The 34-page planting intentions report , by the National Agricultural Statistics Service (NASS), Agricultural Statistics Board, U.S. Department of Agriculture, was released on March 30, 2007.
Producers were surveyed about their intentions for 2007 during the first two weeks of March. Although changes can still occur, this is the best estimate of expected acreage. Changes can take place though with the possibility of planned corn acreage shifting back to soybean depending on soybean prices and if conditions are wet and unfavorable for corn planting. Yet many producers have already prepared the fields and purchased the inputs necessary for corn production.
Corn acreage across the United States is projected to increase 15.5 percent compared to 2006. Producers are slated to plant a total of 90.5 million corn acres versus 78.3 million acres in 2006. This is the highest amount of corn acreage in the United States since 1944 (95.5 million acres of corn). As expected, the increased corn acreage came primarily from a decrease in soybean acres. U.S. soybean acreage is projected to decrease 11.1 percent compared to 2006. U.S. producers are intending to plant 67.1 million soybean acres. It was a decade ago (1996) when total soybean acreage was similar to 2007 expectations. A significant shift to corn occurred in the southern states where cotton acreage was lessened by 20 percent.

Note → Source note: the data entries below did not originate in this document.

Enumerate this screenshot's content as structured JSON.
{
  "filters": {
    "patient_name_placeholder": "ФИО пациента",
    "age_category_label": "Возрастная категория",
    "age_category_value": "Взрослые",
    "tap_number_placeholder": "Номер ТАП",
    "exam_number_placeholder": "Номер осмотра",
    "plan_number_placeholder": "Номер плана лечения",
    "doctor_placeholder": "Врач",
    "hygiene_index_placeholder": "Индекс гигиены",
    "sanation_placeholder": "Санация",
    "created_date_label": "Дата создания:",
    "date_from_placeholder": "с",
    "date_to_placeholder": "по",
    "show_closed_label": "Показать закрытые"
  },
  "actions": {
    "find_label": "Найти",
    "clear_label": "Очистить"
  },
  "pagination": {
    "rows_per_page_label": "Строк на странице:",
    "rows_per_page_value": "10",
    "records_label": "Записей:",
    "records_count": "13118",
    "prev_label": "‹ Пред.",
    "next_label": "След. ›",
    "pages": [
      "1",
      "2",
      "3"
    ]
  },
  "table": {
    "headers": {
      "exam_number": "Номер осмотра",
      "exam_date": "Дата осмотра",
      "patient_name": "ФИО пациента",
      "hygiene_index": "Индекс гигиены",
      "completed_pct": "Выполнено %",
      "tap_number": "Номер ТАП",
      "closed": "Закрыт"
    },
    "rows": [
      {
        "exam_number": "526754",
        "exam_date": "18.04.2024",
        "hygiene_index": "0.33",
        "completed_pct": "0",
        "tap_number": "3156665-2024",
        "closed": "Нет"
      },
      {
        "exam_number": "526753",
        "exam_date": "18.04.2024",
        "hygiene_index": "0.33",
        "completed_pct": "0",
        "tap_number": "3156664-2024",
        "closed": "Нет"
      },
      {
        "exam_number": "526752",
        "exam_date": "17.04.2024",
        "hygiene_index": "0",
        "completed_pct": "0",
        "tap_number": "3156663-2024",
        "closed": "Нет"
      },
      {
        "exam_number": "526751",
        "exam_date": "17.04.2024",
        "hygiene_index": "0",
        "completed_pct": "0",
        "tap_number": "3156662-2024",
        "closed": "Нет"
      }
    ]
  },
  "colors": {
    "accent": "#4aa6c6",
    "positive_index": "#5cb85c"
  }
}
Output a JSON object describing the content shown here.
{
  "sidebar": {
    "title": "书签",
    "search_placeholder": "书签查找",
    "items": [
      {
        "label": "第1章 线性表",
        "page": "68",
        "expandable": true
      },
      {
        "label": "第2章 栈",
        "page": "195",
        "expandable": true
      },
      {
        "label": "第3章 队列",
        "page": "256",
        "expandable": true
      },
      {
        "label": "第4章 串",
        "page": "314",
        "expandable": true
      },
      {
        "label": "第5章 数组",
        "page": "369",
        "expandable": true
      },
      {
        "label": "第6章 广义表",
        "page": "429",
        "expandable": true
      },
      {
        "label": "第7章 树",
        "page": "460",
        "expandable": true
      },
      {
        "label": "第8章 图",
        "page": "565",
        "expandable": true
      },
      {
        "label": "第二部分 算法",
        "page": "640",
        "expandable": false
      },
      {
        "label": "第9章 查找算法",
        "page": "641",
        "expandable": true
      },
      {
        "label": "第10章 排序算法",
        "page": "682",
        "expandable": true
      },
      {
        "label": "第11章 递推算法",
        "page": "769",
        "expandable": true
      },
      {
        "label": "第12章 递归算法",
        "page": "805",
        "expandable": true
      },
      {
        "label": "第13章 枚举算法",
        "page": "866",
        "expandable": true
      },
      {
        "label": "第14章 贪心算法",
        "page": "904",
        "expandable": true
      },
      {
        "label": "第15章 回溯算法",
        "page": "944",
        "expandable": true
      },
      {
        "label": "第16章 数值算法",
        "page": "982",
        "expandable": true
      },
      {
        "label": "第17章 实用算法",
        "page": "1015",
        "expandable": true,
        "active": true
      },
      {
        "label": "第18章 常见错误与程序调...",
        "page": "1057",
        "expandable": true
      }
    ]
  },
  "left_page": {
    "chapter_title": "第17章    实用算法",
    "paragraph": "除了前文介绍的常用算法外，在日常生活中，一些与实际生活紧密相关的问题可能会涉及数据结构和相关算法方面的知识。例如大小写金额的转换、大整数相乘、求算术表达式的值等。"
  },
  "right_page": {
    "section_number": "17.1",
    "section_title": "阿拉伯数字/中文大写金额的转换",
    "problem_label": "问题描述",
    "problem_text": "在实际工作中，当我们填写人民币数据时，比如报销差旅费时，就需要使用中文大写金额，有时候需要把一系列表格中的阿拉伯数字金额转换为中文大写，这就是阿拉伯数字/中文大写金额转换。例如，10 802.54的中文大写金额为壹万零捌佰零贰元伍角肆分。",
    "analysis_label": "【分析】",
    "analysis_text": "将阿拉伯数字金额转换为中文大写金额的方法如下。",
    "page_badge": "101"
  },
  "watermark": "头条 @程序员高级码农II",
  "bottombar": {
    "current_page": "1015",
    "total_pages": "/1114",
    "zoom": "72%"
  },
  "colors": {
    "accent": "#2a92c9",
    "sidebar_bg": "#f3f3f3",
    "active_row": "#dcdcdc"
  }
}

Iowa still has the largest landbase devoted to corn production with 13.9 million acres expected in 2007; this is the most corn planted in Iowa since 1981 when 14.4 million acres were planted. Iowa had 12.6 million acres in 2006; thus, 2007 projections are a 10.3 percent increase. It is interesting to note that Iowa is lower than some neighboring states in terms of percent acreage switched over. See Figure 1 for total acreage values per state.
States in the South boast the largest percent change in corn acreage with some increases greater than 200 percent, such as Arkansas, Louisiana, and Mississippi. Locations north of these with the greatest percent increase were Missouri (+25.9%) and North Dakota (+53.8%). Although the percent increases are substantial for these regions, the corn acreage is relatively low (all of the noted have less than 3.5 million acres per state).
Midwest and Corn Belt states generally range from 10 to 15 percent increase in corn acreage: Iowa +10.3 percent, Illinois +14.2 percent (projected acreage is a record for IL at 12.9 million), Indiana +12.7 percent, Ohio +15.9 percent,
Michigan +13.6 percent, Wisconsin +9.6 percent, Minnesota +8.2 percent, South Dakota +8.9 percent, Nebraska +11.1 percent, and Kansas +10.4 percent. The resultant decrease in soybean acreage is shown in Figure 2.
2007 proves to be an interesting and dynamic year for corn and soybean production across the United States. If the planting intentions are realized, this revolution will long be remembered in Iowa.
Lori Abendroth is an agronomy specialist with research and extension responsibilities in corn production. Roger Elmore is professor of agronomy with research and extension responsibilities in corn production.
This article originally appeared on pages 97-98 of the IC-498 (4) -- April 2, 2007 issue.